Men more likely to struggle with emotional support
A new study has shown that men are twice as likely to have no one to go to for emotional support, compared to their female counterparts.
Men are twice as likely to struggle with emotional support because they have no one to rely on, a new study from mental health charity Mind has suggested.
The research found that one in ten men have no one to rely on for emotional support, compared to one in 20 women. This could put them at risk of developing mental health problems, as well as finding it much more difficult to cope with any issues they have to face.
Mental health problems are always a significant concern for men as they are much less likely to get help and support than their female counterparts. It is particularly worrying in situations where they may be isolated, such as growing older or suffering a bereavement, as this can often lead to developing problems with mental health and wellbeing.

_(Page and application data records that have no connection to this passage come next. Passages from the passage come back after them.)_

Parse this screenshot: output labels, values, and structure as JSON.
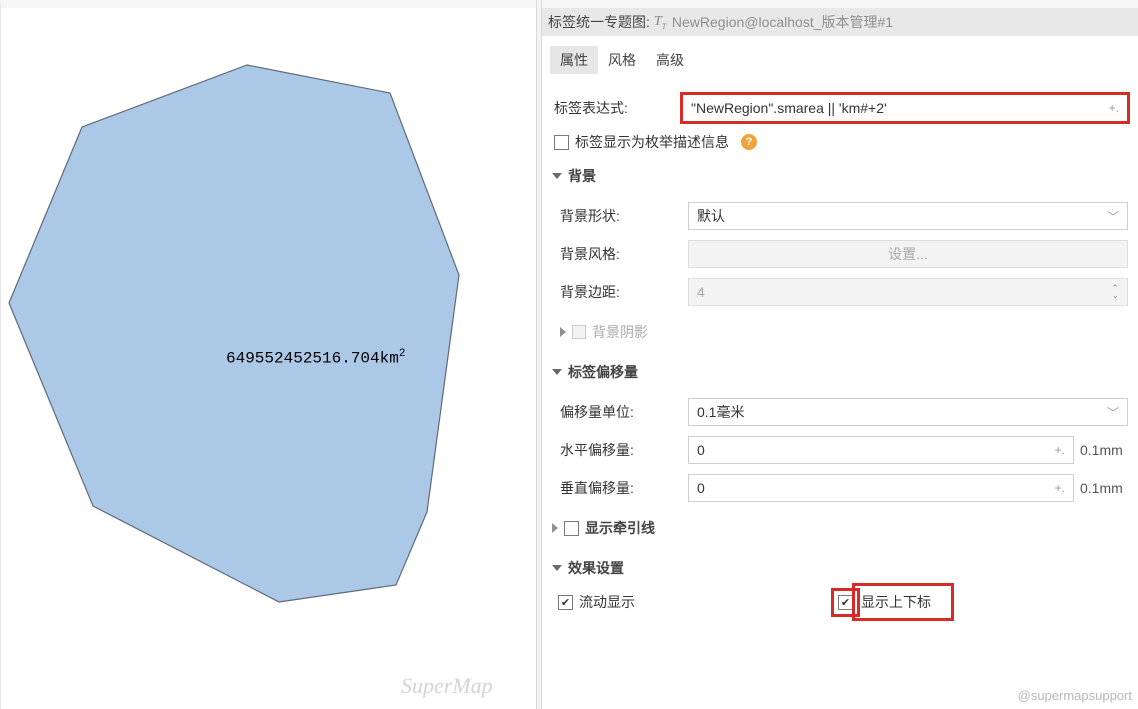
{
  "header": {
    "title": "标签统一专题图:",
    "layer_name": "NewRegion@localhost_版本管理#1"
  },
  "tabs": {
    "items": [
      {
        "label": "属性",
        "active": true
      },
      {
        "label": "风格",
        "active": false
      },
      {
        "label": "高级",
        "active": false
      }
    ]
  },
  "expr": {
    "label": "标签表达式:",
    "value": "\"NewRegion\".smarea || 'km#+2'"
  },
  "enum_display": {
    "label": "标签显示为枚举描述信息",
    "checked": false
  },
  "section_bg": {
    "title": "背景",
    "shape": {
      "label": "背景形状:",
      "value": "默认"
    },
    "style": {
      "label": "背景风格:",
      "button": "设置..."
    },
    "margin": {
      "label": "背景边距:",
      "value": "4"
    },
    "shadow": {
      "title": "背景阴影"
    }
  },
  "section_offset": {
    "title": "标签偏移量",
    "unit": {
      "label": "偏移量单位:",
      "value": "0.1毫米"
    },
    "h": {
      "label": "水平偏移量:",
      "value": "0",
      "unit": "0.1mm"
    },
    "v": {
      "label": "垂直偏移量:",
      "value": "0",
      "unit": "0.1mm"
    }
  },
  "section_leader": {
    "title": "显示牵引线",
    "checked": false
  },
  "section_effects": {
    "title": "效果设置",
    "flow": {
      "label": "流动显示",
      "checked": true
    },
    "supersub": {
      "label": "显示上下标",
      "checked": true
    }
  },
  "canvas": {
    "label_number": "649552452516.704",
    "label_unit": "km",
    "label_exp": "2"
  },
  "watermarks": {
    "brand": "SuperMap",
    "support": "@supermapsupport"
  }
}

According to the study, half of men feel uncomfortable when talking about their emotions, compared to 42 per cent of women.
It also found that men are more likely to rely on their partner for support, while their female counterparts were more willing to talk to family and friends.
Although talking about problems, especially mental health problems, is one of the best ways to deal with them, nearly half of those surveyed (47 per cent) said they feel uncomfortable discussing emotions with their loved ones.
However, the research revealed that men were far more likely to struggle with this than women, with 52 per cent of male respondents admitting to feeling uneasy about this topic, compared to just 42 per cent of women.
Paul Farmer, chief executive of Mind, said: “We know that sometimes life can be tough when it feels like you’ve got no one there for you who understands. This is particularly true when you experience a mental health problem, which is why we’ve set-up Side by Side to explore the power of peer support."
Side by Side is a programme created in collaboration with Bipolar UK and Depression Alliance. A two-year scheme it looks at the benefits of peer support and how people with mental health problems react to sharing conversations with others they have something in common with.
"Peer support provides a fantastic opportunity to use difficult experiences as an asset to support and be supported by other people who have experienced mental health problems," Mr Farmer stated.
The programme highlights the importance of creating a community, especially for elderly people who may become isolated, to prevent and better manage mental health problems.